-- Opening Marker --
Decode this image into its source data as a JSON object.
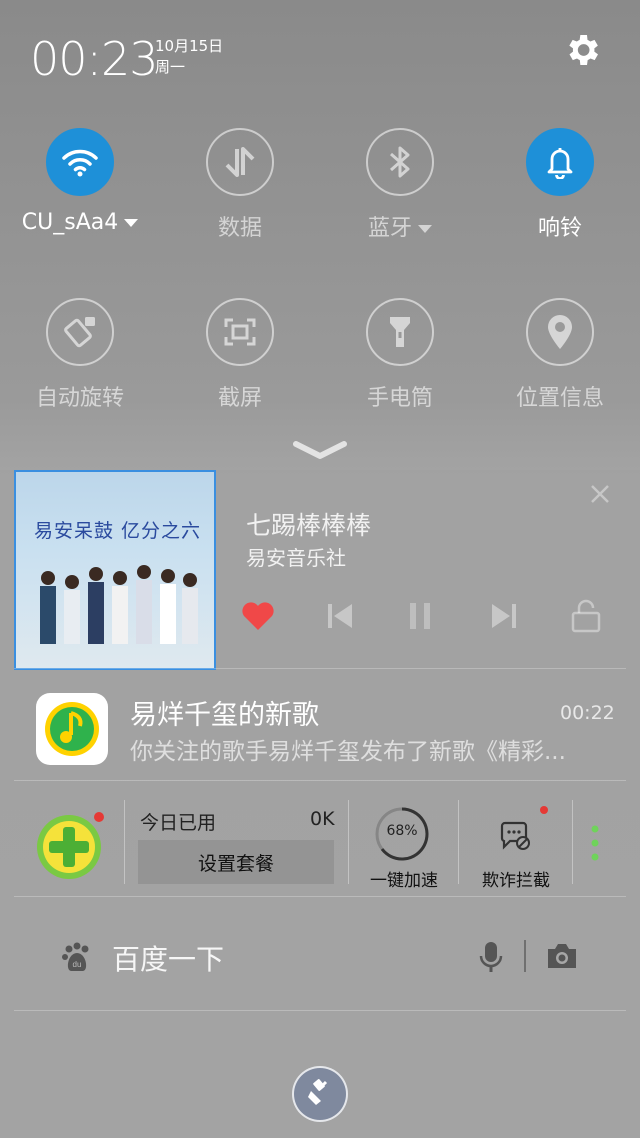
{
  "header": {
    "time": "00:23",
    "date": "10月15日",
    "weekday": "周一",
    "settings_icon": "gear-icon"
  },
  "toggles": [
    {
      "label": "CU_sAa4",
      "icon": "wifi-icon",
      "active": true,
      "has_dropdown": true
    },
    {
      "label": "数据",
      "icon": "data-transfer-icon",
      "active": false,
      "has_dropdown": false
    },
    {
      "label": "蓝牙",
      "icon": "bluetooth-icon",
      "active": false,
      "has_dropdown": true
    },
    {
      "label": "响铃",
      "icon": "bell-icon",
      "active": true,
      "has_dropdown": false
    },
    {
      "label": "自动旋转",
      "icon": "auto-rotate-icon",
      "active": false
    },
    {
      "label": "截屏",
      "icon": "screenshot-icon",
      "active": false
    },
    {
      "label": "手电筒",
      "icon": "flashlight-icon",
      "active": false
    },
    {
      "label": "位置信息",
      "icon": "location-icon",
      "active": false
    }
  ],
  "music": {
    "album_art_text": "易安呆鼓 亿分之六",
    "song_title": "七踢棒棒棒",
    "artist": "易安音乐社",
    "liked": true,
    "accent_color": "#f04848"
  },
  "notification": {
    "app_icon": "qq-music-icon",
    "title": "易烊千玺的新歌",
    "time": "00:22",
    "body": "你关注的歌手易烊千玺发布了新歌《精彩..."
  },
  "widget360": {
    "logo_icon": "360-security-icon",
    "usage_label": "今日已用",
    "usage_value": "0K",
    "plan_button": "设置套餐",
    "speed_percent": "68%",
    "speed_label": "一键加速",
    "fraud_label": "欺诈拦截"
  },
  "search": {
    "placeholder": "百度一下",
    "paw_icon": "baidu-paw-icon",
    "mic_icon": "microphone-icon",
    "camera_icon": "camera-icon"
  },
  "clear_icon": "broom-icon"
}
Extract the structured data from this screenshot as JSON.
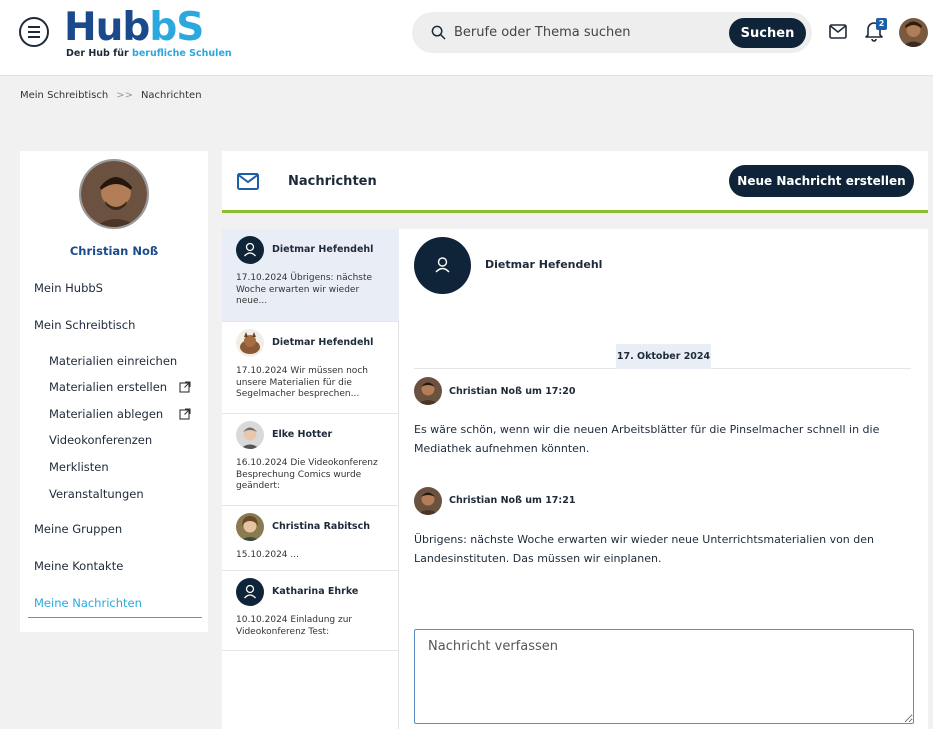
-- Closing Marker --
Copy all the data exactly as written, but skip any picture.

# [Result]
Decode this image into its source data as a JSON object.
{
  "header": {
    "time": "00:23",
    "date": "10月15日",
    "weekday": "周一",
    "settings_icon": "gear-icon"
  },
  "toggles": [
    {
      "label": "CU_sAa4",
      "icon": "wifi-icon",
      "active": true,
      "has_dropdown": true
    },
    {
      "label": "数据",
      "icon": "data-transfer-icon",
      "active": false,
      "has_dropdown": false
    },
    {
      "label": "蓝牙",
      "icon": "bluetooth-icon",
      "active": false,
      "has_dropdown": true
    },
    {
      "label": "响铃",
      "icon": "bell-icon",
      "active": true,
      "has_dropdown": false
    },
    {
      "label": "自动旋转",
      "icon": "auto-rotate-icon",
      "active": false
    },
    {
      "label": "截屏",
      "icon": "screenshot-icon",
      "active": false
    },
    {
      "label": "手电筒",
      "icon": "flashlight-icon",
      "active": false
    },
    {
      "label": "位置信息",
      "icon": "location-icon",
      "active": false
    }
  ],
  "music": {
    "album_art_text": "易安呆鼓 亿分之六",
    "song_title": "七踢棒棒棒",
    "artist": "易安音乐社",
    "liked": true,
    "accent_color": "#f04848"
  },
  "notification": {
    "app_icon": "qq-music-icon",
    "title": "易烊千玺的新歌",
    "time": "00:22",
    "body": "你关注的歌手易烊千玺发布了新歌《精彩..."
  },
  "widget360": {
    "logo_icon": "360-security-icon",
    "usage_label": "今日已用",
    "usage_value": "0K",
    "plan_button": "设置套餐",
    "speed_percent": "68%",
    "speed_label": "一键加速",
    "fraud_label": "欺诈拦截"
  },
  "search": {
    "placeholder": "百度一下",
    "paw_icon": "baidu-paw-icon",
    "mic_icon": "microphone-icon",
    "camera_icon": "camera-icon"
  },
  "clear_icon": "broom-icon"
}
Extract the structured data from this screenshot as JSON.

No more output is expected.